Here are two very rough ways to get an answer:
1. There are 300,000,000 people in the US, and maybe 1 in 100 (at most) has a telescope. Thus there are 3 million amateur astronomers in the US.
2. There are 50 states in the US, and each one has, say 4 astronomy clubs, with perhaps 150 members each. That's 30,000 amateurs.
While these numbers seem reasonable, the overall result is pretty poorly constrained. Can we do better?
Another way to estimate the number is from magazine circulation. A bit of web-searching reveals that Sky & Telescope and Astronomy magazines have circulations around 100,000, so double or triple that (since not all amateurs subscribe) to yield 300,000. By the way, that's the geometric mean of the two estimates above. Does 1 in 1000 people owning a telescope seem right to you? Is that close enough?
Probably a more pertinent question at this point is just what is a amateur astronomer? Certainly arm-chair enthusiasts count, as do those joining a club or purchasing a telescope.

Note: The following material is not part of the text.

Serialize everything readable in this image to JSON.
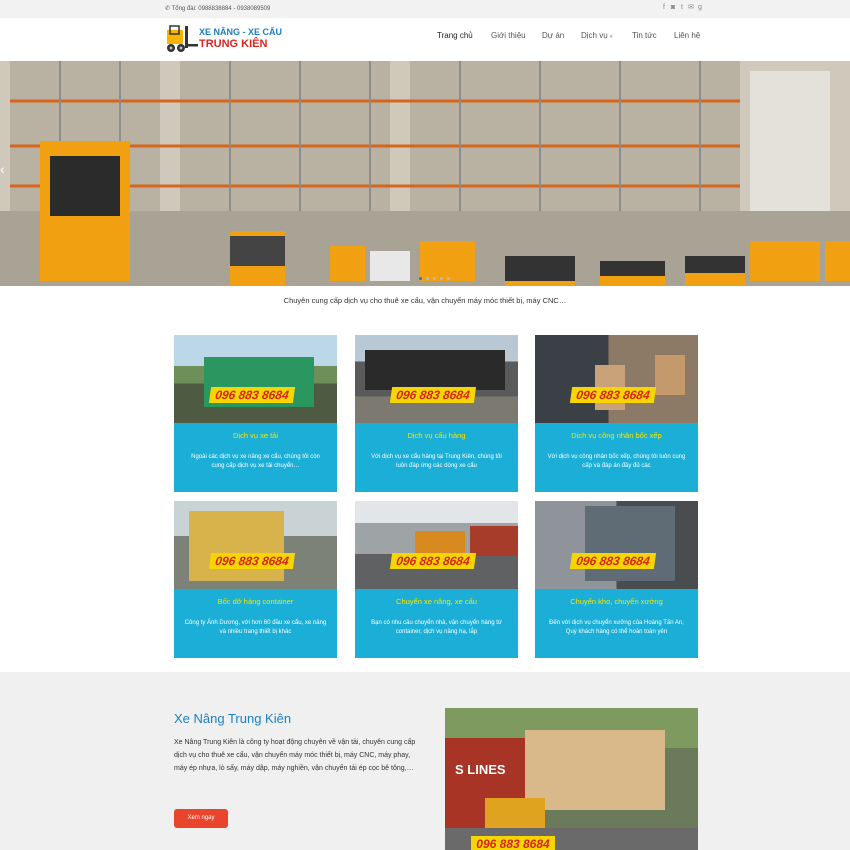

How would you recognize a bona fide star-gazer if you saw one? Knowledge of the sky, solar system and constellations? Size of telescope and skill at using it under the starry sky? Total dollar investment in optics electronics and other accessories? Willingness to share what they know with those less familiar with the sky?